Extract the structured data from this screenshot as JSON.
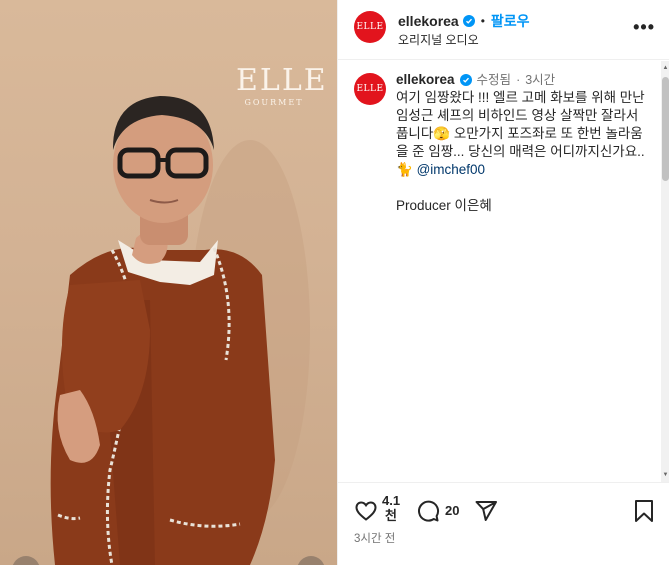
{
  "media": {
    "logo_main": "ELLE",
    "logo_sub": "GOURMET"
  },
  "header": {
    "avatar_text": "ELLE",
    "username": "ellekorea",
    "separator": "•",
    "follow_label": "팔로우",
    "subtitle": "오리지널 오디오",
    "more_label": "•••"
  },
  "caption": {
    "avatar_text": "ELLE",
    "username": "ellekorea",
    "edited": "수정됨",
    "dot": "·",
    "time_ago": "3시간",
    "text": "여기 임짱왔다 !!! 엘르 고메 화보를 위해 만난 임성근 셰프의 비하인드 영상 살짝만 잘라서 풉니다🫣 오만가지 포즈좌로 또 한번 놀라움을 준 임짱... 당신의 매력은 어디까지신가요..🐈 ",
    "mention": "@imchef00",
    "producer": "Producer 이은혜"
  },
  "actions": {
    "like_count_line1": "4.1",
    "like_count_line2": "천",
    "comment_count": "20",
    "timestamp": "3시간 전"
  },
  "colors": {
    "brand_red": "#e2141d",
    "link_blue": "#0095f6",
    "mention_blue": "#00376b",
    "muted_text": "#737373"
  },
  "icons": {
    "like": "heart-icon",
    "comment": "comment-icon",
    "share": "share-icon",
    "save": "bookmark-icon",
    "verified": "verified-badge-icon"
  }
}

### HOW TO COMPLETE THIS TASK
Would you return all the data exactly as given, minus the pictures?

### REPLY TO THE EXERCISE
Extract the structured data from this screenshot as JSON.
{
  "media": {
    "logo_main": "ELLE",
    "logo_sub": "GOURMET"
  },
  "header": {
    "avatar_text": "ELLE",
    "username": "ellekorea",
    "separator": "•",
    "follow_label": "팔로우",
    "subtitle": "오리지널 오디오",
    "more_label": "•••"
  },
  "caption": {
    "avatar_text": "ELLE",
    "username": "ellekorea",
    "edited": "수정됨",
    "dot": "·",
    "time_ago": "3시간",
    "text": "여기 임짱왔다 !!! 엘르 고메 화보를 위해 만난 임성근 셰프의 비하인드 영상 살짝만 잘라서 풉니다🫣 오만가지 포즈좌로 또 한번 놀라움을 준 임짱... 당신의 매력은 어디까지신가요..🐈 ",
    "mention": "@imchef00",
    "producer": "Producer 이은혜"
  },
  "actions": {
    "like_count_line1": "4.1",
    "like_count_line2": "천",
    "comment_count": "20",
    "timestamp": "3시간 전"
  },
  "colors": {
    "brand_red": "#e2141d",
    "link_blue": "#0095f6",
    "mention_blue": "#00376b",
    "muted_text": "#737373"
  },
  "icons": {
    "like": "heart-icon",
    "comment": "comment-icon",
    "share": "share-icon",
    "save": "bookmark-icon",
    "verified": "verified-badge-icon"
  }
}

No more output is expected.